The task: Take each line of the data that contains the string "name" and copy it.
↓
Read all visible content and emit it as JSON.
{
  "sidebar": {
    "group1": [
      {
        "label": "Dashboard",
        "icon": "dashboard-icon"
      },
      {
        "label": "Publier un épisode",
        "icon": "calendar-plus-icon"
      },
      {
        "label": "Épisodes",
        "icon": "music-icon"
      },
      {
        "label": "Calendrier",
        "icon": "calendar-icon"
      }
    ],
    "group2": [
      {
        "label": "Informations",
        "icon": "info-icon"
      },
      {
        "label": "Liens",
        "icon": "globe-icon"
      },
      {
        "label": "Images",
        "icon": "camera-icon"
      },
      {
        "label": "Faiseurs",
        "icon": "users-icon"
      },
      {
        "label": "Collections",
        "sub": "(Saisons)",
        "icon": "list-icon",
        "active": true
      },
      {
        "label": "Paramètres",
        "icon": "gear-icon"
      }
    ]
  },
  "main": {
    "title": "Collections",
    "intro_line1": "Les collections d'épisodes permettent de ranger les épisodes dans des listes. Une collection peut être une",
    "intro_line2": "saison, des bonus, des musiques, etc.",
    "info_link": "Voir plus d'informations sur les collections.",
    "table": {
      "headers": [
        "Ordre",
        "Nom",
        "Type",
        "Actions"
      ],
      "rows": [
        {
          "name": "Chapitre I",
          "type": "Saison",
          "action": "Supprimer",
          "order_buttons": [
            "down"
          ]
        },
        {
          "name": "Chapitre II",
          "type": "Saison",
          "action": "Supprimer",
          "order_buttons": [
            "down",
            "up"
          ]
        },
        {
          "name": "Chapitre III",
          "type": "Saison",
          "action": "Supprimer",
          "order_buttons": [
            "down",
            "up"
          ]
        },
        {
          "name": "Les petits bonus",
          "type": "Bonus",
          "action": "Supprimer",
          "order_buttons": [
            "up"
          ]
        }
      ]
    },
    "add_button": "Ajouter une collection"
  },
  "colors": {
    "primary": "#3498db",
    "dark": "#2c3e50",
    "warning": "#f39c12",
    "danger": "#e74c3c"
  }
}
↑
Task solution:
          "name": "Chapitre I",
          "name": "Chapitre II",
          "name": "Chapitre III",
          "name": "Les petits bonus",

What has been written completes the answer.